START Information shown
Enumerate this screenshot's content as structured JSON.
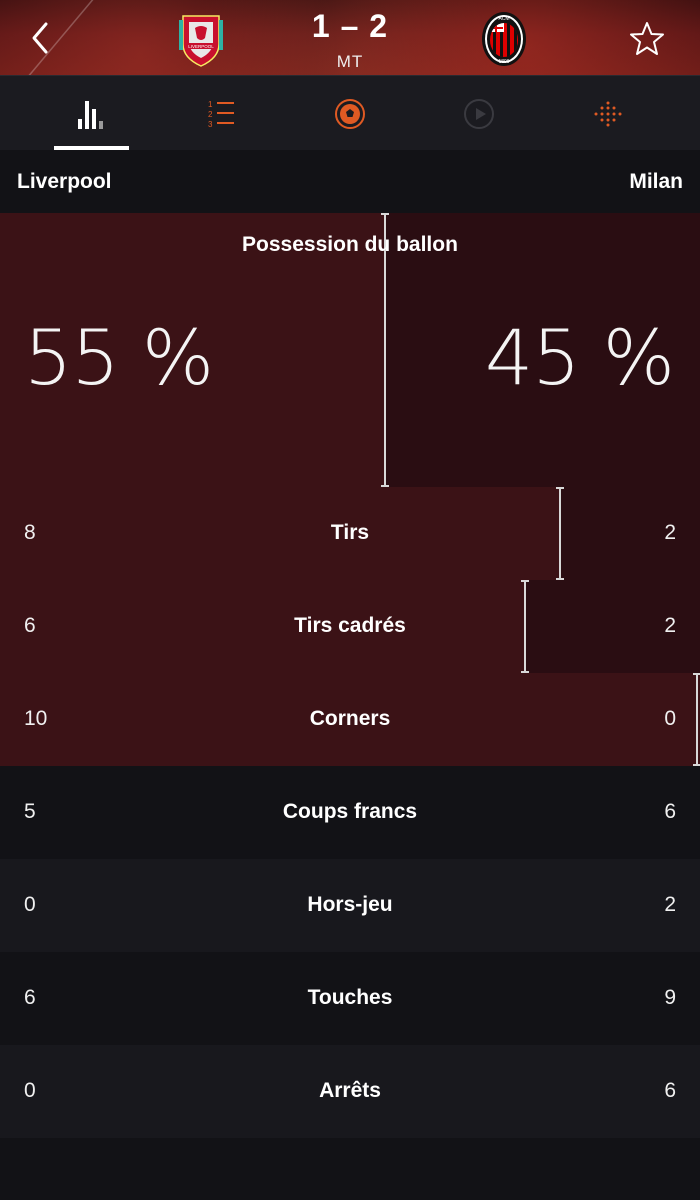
{
  "header": {
    "score": "1 – 2",
    "status": "MT",
    "home_crest": "liverpool-crest",
    "away_crest": "ac-milan-crest",
    "crest_text": {
      "home": "LIVERPOOL",
      "away_top": "ACM",
      "away_year": "1899"
    }
  },
  "tabs": [
    {
      "icon": "bar-chart-icon",
      "active": true
    },
    {
      "icon": "numbered-list-icon",
      "active": false
    },
    {
      "icon": "ball-icon",
      "active": false
    },
    {
      "icon": "play-icon",
      "active": false
    },
    {
      "icon": "pitch-dots-icon",
      "active": false
    }
  ],
  "teams": {
    "home": "Liverpool",
    "away": "Milan"
  },
  "possession": {
    "label": "Possession du ballon",
    "home_text": "55 %",
    "away_text": "45 %",
    "home_pct": 55,
    "away_pct": 45
  },
  "stats": [
    {
      "label": "Tirs",
      "home": "8",
      "away": "2"
    },
    {
      "label": "Tirs cadrés",
      "home": "6",
      "away": "2"
    },
    {
      "label": "Corners",
      "home": "10",
      "away": "0"
    },
    {
      "label": "Coups francs",
      "home": "5",
      "away": "6"
    },
    {
      "label": "Hors-jeu",
      "home": "0",
      "away": "2"
    },
    {
      "label": "Touches",
      "home": "6",
      "away": "9"
    },
    {
      "label": "Arrêts",
      "home": "0",
      "away": "6"
    }
  ],
  "colors": {
    "accent": "#e05a23",
    "home_bar": "#3b1216",
    "away_bar": "#2a0d12",
    "background": "#121216"
  }
}
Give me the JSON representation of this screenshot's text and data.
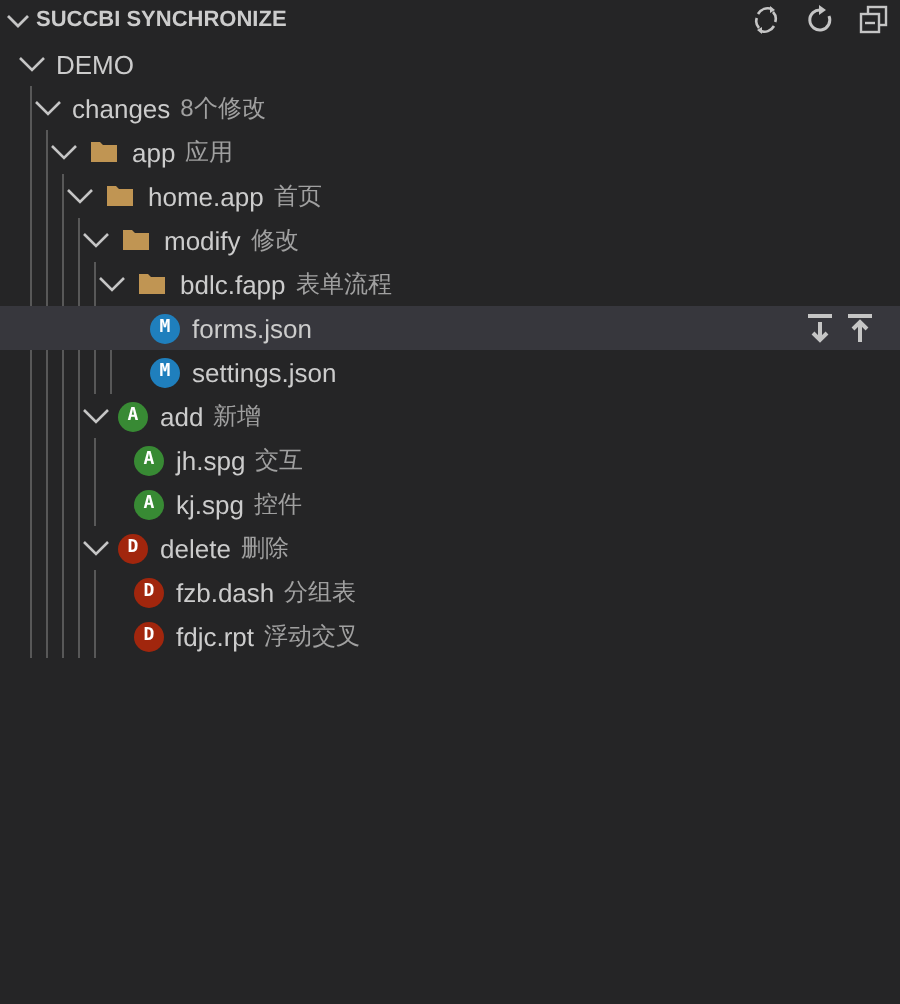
{
  "header": {
    "title": "SUCCBI SYNCHRONIZE",
    "expanded": true
  },
  "tree": [
    {
      "label": "DEMO",
      "expanded": true,
      "selected": false,
      "children": [
        {
          "label": "changes",
          "description": "8个修改",
          "expanded": true,
          "selected": false,
          "children": [
            {
              "kind": "folder",
              "label": "app",
              "description": "应用",
              "expanded": true,
              "selected": false,
              "children": [
                {
                  "kind": "folder",
                  "label": "home.app",
                  "description": "首页",
                  "expanded": true,
                  "selected": false,
                  "children": [
                    {
                      "kind": "folder",
                      "label": "modify",
                      "description": "修改",
                      "expanded": true,
                      "selected": false,
                      "children": [
                        {
                          "kind": "folder",
                          "label": "bdlc.fapp",
                          "description": "表单流程",
                          "expanded": true,
                          "selected": false,
                          "children": [
                            {
                              "kind": "status",
                              "badge": "M",
                              "color": "#1f7fbd",
                              "label": "forms.json",
                              "selected": true
                            },
                            {
                              "kind": "status",
                              "badge": "M",
                              "color": "#1f7fbd",
                              "label": "settings.json",
                              "selected": false
                            }
                          ]
                        }
                      ]
                    },
                    {
                      "kind": "status",
                      "badge": "A",
                      "color": "#388a34",
                      "label": "add",
                      "description": "新增",
                      "expanded": true,
                      "selected": false,
                      "children": [
                        {
                          "kind": "status",
                          "badge": "A",
                          "color": "#388a34",
                          "label": "jh.spg",
                          "description": "交互",
                          "selected": false
                        },
                        {
                          "kind": "status",
                          "badge": "A",
                          "color": "#388a34",
                          "label": "kj.spg",
                          "description": "控件",
                          "selected": false
                        }
                      ]
                    },
                    {
                      "kind": "status",
                      "badge": "D",
                      "color": "#a1260d",
                      "label": "delete",
                      "description": "删除",
                      "expanded": true,
                      "selected": false,
                      "children": [
                        {
                          "kind": "status",
                          "badge": "D",
                          "color": "#a1260d",
                          "label": "fzb.dash",
                          "description": "分组表",
                          "selected": false
                        },
                        {
                          "kind": "status",
                          "badge": "D",
                          "color": "#a1260d",
                          "label": "fdjc.rpt",
                          "description": "浮动交叉",
                          "selected": false
                        }
                      ]
                    }
                  ]
                }
              ]
            }
          ]
        }
      ]
    }
  ]
}
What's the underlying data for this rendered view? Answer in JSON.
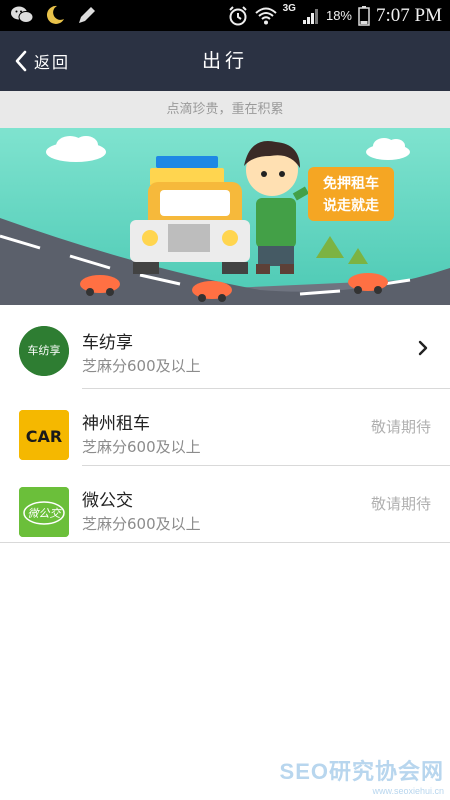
{
  "status_bar": {
    "time": "7:07 PM",
    "battery_percent": "18%",
    "network_type": "3G",
    "icons": [
      "wechat-icon",
      "moon-icon",
      "pen-icon",
      "alarm-icon",
      "wifi-icon",
      "signal-icon",
      "battery-icon"
    ]
  },
  "header": {
    "back_label": "返回",
    "title": "出行"
  },
  "slogan": "点滴珍贵，重在积累",
  "banner": {
    "promo_line1": "免押租车",
    "promo_line2": "说走就走"
  },
  "providers": [
    {
      "name": "车纺享",
      "requirement": "芝麻分600及以上",
      "status": "",
      "logo_text": "车纺享",
      "logo_color": "#2e7d32",
      "has_chevron": true
    },
    {
      "name": "神州租车",
      "requirement": "芝麻分600及以上",
      "status": "敬请期待",
      "logo_text": "CAR",
      "logo_color": "#f5b800",
      "has_chevron": false
    },
    {
      "name": "微公交",
      "requirement": "芝麻分600及以上",
      "status": "敬请期待",
      "logo_text": "微公交",
      "logo_color": "#6bbf3a",
      "has_chevron": false
    }
  ],
  "watermark": {
    "main": "SEO研究协会网",
    "sub": "www.seoxiehui.cn"
  },
  "colors": {
    "title_bar": "#2b3243",
    "slogan_bg": "#e9e9e9",
    "banner_sky": "#5fd6c0",
    "status_gray": "#b0b0b0"
  }
}
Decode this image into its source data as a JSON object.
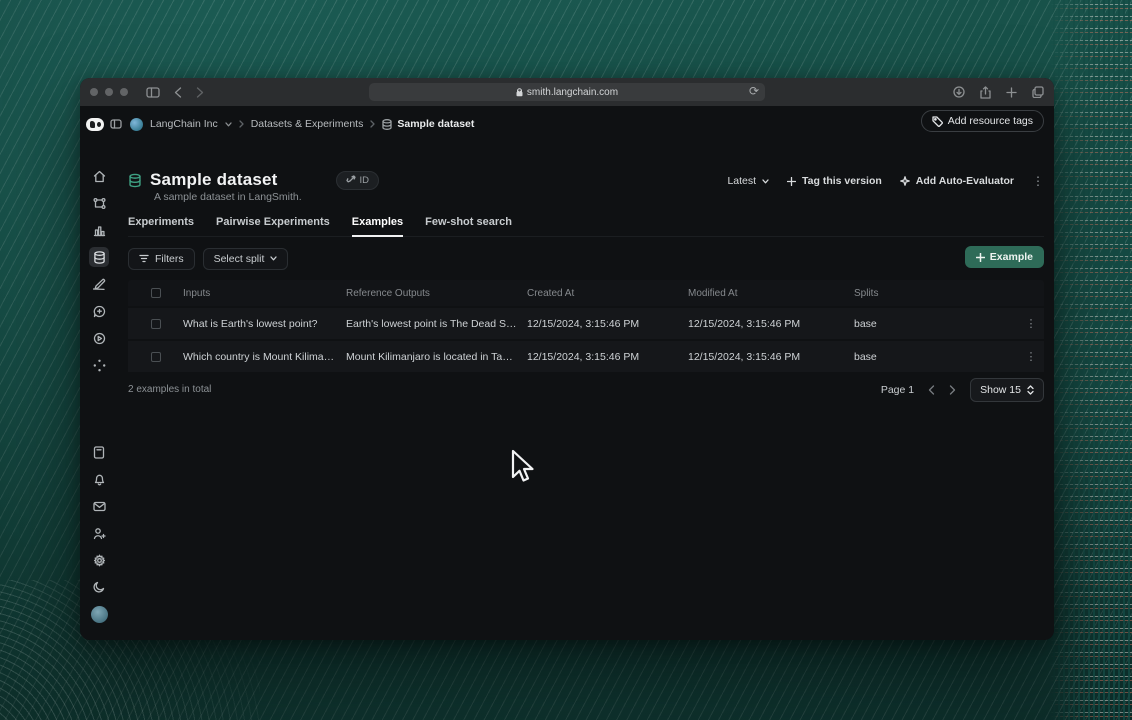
{
  "browser": {
    "url": "smith.langchain.com"
  },
  "breadcrumb": {
    "org": "LangChain Inc",
    "section": "Datasets & Experiments",
    "current": "Sample dataset"
  },
  "header": {
    "add_resource_tags": "Add resource tags"
  },
  "dataset": {
    "title": "Sample dataset",
    "subtitle": "A sample dataset in LangSmith.",
    "id_badge": "ID"
  },
  "version_actions": {
    "latest": "Latest",
    "tag_version": "Tag this version",
    "auto_evaluator": "Add Auto-Evaluator"
  },
  "tabs": [
    {
      "label": "Experiments"
    },
    {
      "label": "Pairwise Experiments"
    },
    {
      "label": "Examples"
    },
    {
      "label": "Few-shot search"
    }
  ],
  "toolbar": {
    "filters": "Filters",
    "select_split": "Select split",
    "add_example": "Example"
  },
  "table": {
    "columns": [
      "Inputs",
      "Reference Outputs",
      "Created At",
      "Modified At",
      "Splits"
    ],
    "rows": [
      {
        "inputs": "What is Earth's lowest point?",
        "reference_outputs": "Earth's lowest point is The Dead Sea.",
        "created_at": "12/15/2024, 3:15:46 PM",
        "modified_at": "12/15/2024, 3:15:46 PM",
        "splits": "base"
      },
      {
        "inputs": "Which country is Mount Kilimanjaro...",
        "reference_outputs": "Mount Kilimanjaro is located in Tanzania.",
        "created_at": "12/15/2024, 3:15:46 PM",
        "modified_at": "12/15/2024, 3:15:46 PM",
        "splits": "base"
      }
    ]
  },
  "pagination": {
    "total": "2 examples in total",
    "page": "Page 1",
    "page_size": "Show 15"
  },
  "icons": {
    "kebab": "⋮",
    "plus": "+",
    "reload": "⟳"
  },
  "colors": {
    "accent_green": "#2e6b58",
    "background_teal": "#175048",
    "dataset_icon_green": "#3fa284",
    "app_background": "#0f1113",
    "chrome_bar": "#2b2d2f"
  }
}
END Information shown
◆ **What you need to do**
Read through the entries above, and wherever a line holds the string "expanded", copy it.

◆ **Answer space**
    "expanded": true
      "expanded": true,
          "expanded": true,
              "expanded": true,
                  "expanded": true,
                      "expanded": true,
                          "expanded": true,
                      "expanded": true,
                      "expanded": true,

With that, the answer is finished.